**Data excerpts**
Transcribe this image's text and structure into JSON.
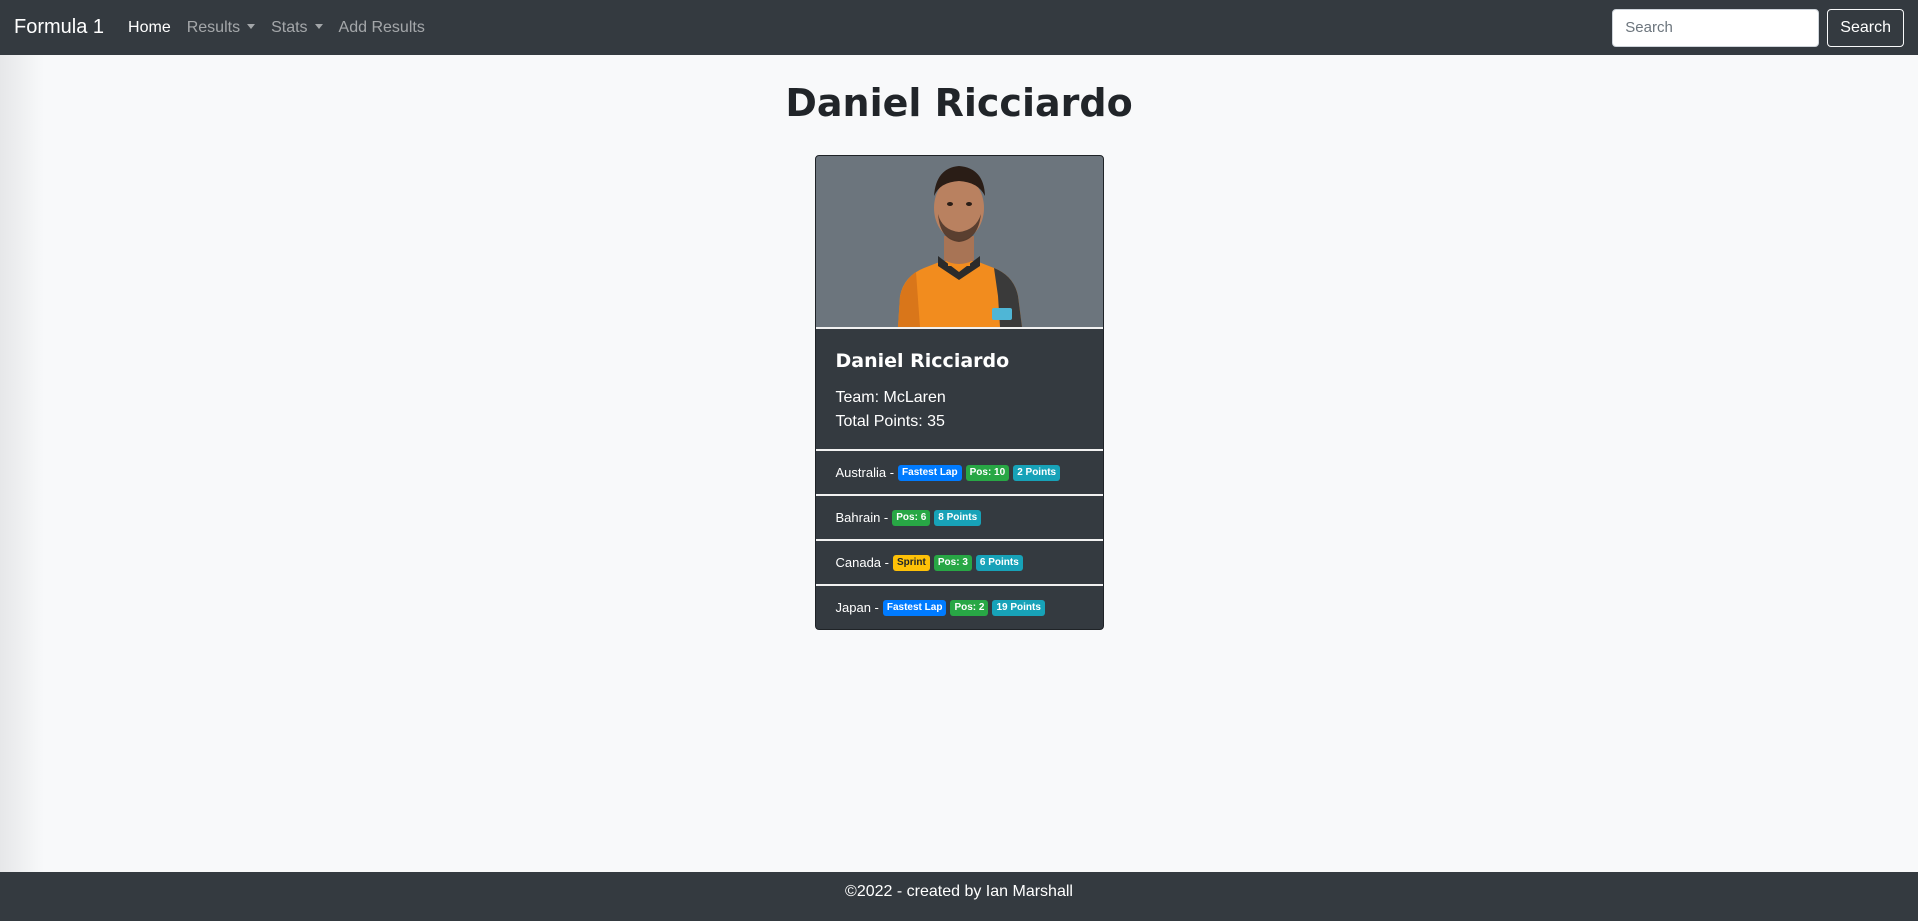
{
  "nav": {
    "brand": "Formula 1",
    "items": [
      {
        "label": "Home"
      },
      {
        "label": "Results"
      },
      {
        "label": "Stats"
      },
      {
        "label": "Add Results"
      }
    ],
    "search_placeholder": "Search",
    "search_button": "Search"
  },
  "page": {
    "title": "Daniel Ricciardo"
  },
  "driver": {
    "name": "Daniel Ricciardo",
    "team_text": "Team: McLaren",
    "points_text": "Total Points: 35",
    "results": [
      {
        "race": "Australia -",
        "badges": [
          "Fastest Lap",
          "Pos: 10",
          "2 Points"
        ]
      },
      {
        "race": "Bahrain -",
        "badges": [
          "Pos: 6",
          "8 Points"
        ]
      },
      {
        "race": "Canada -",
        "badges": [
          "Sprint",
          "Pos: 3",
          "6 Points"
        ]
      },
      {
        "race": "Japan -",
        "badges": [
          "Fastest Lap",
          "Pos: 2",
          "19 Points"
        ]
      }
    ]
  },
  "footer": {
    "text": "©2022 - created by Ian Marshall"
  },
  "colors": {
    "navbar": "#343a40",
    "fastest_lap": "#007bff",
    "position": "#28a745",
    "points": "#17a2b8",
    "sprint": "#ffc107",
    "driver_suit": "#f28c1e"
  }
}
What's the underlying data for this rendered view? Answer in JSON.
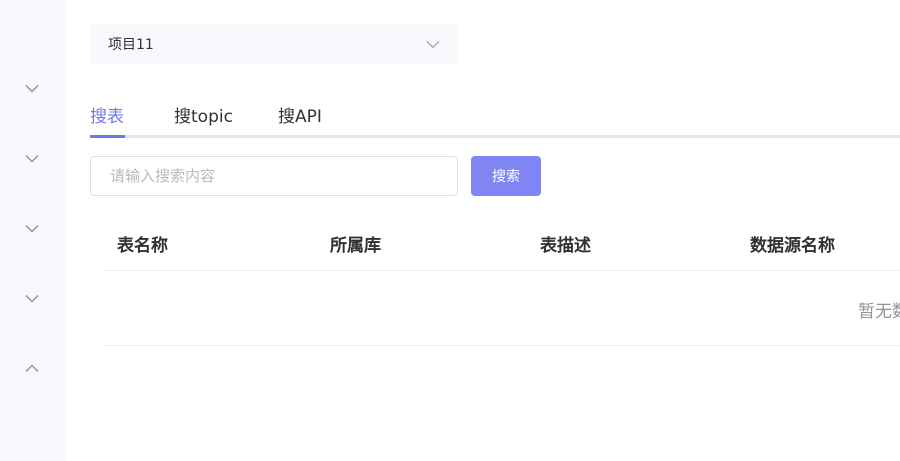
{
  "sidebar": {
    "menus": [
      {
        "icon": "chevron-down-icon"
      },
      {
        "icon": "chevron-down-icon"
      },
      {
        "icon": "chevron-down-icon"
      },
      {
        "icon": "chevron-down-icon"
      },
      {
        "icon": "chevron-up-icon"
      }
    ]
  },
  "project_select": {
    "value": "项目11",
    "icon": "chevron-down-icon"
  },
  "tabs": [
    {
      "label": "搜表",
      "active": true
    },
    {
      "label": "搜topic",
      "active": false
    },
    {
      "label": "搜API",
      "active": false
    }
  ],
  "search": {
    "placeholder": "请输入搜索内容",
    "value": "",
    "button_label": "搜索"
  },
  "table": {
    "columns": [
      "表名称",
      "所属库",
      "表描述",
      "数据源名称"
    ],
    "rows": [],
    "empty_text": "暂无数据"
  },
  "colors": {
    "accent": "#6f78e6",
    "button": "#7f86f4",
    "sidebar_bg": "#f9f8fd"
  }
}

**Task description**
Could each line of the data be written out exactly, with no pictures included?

**Reply**
Transcribe this image's text and structure into JSON.
{
  "nav": {
    "brand": "Formula 1",
    "items": [
      {
        "label": "Home"
      },
      {
        "label": "Results"
      },
      {
        "label": "Stats"
      },
      {
        "label": "Add Results"
      }
    ],
    "search_placeholder": "Search",
    "search_button": "Search"
  },
  "page": {
    "title": "Daniel Ricciardo"
  },
  "driver": {
    "name": "Daniel Ricciardo",
    "team_text": "Team: McLaren",
    "points_text": "Total Points: 35",
    "results": [
      {
        "race": "Australia -",
        "badges": [
          "Fastest Lap",
          "Pos: 10",
          "2 Points"
        ]
      },
      {
        "race": "Bahrain -",
        "badges": [
          "Pos: 6",
          "8 Points"
        ]
      },
      {
        "race": "Canada -",
        "badges": [
          "Sprint",
          "Pos: 3",
          "6 Points"
        ]
      },
      {
        "race": "Japan -",
        "badges": [
          "Fastest Lap",
          "Pos: 2",
          "19 Points"
        ]
      }
    ]
  },
  "footer": {
    "text": "©2022 - created by Ian Marshall"
  },
  "colors": {
    "navbar": "#343a40",
    "fastest_lap": "#007bff",
    "position": "#28a745",
    "points": "#17a2b8",
    "sprint": "#ffc107",
    "driver_suit": "#f28c1e"
  }
}
What's the underlying data for this rendered view? Answer in JSON.
{
  "sidebar": {
    "menus": [
      {
        "icon": "chevron-down-icon"
      },
      {
        "icon": "chevron-down-icon"
      },
      {
        "icon": "chevron-down-icon"
      },
      {
        "icon": "chevron-down-icon"
      },
      {
        "icon": "chevron-up-icon"
      }
    ]
  },
  "project_select": {
    "value": "项目11",
    "icon": "chevron-down-icon"
  },
  "tabs": [
    {
      "label": "搜表",
      "active": true
    },
    {
      "label": "搜topic",
      "active": false
    },
    {
      "label": "搜API",
      "active": false
    }
  ],
  "search": {
    "placeholder": "请输入搜索内容",
    "value": "",
    "button_label": "搜索"
  },
  "table": {
    "columns": [
      "表名称",
      "所属库",
      "表描述",
      "数据源名称"
    ],
    "rows": [],
    "empty_text": "暂无数据"
  },
  "colors": {
    "accent": "#6f78e6",
    "button": "#7f86f4",
    "sidebar_bg": "#f9f8fd"
  }
}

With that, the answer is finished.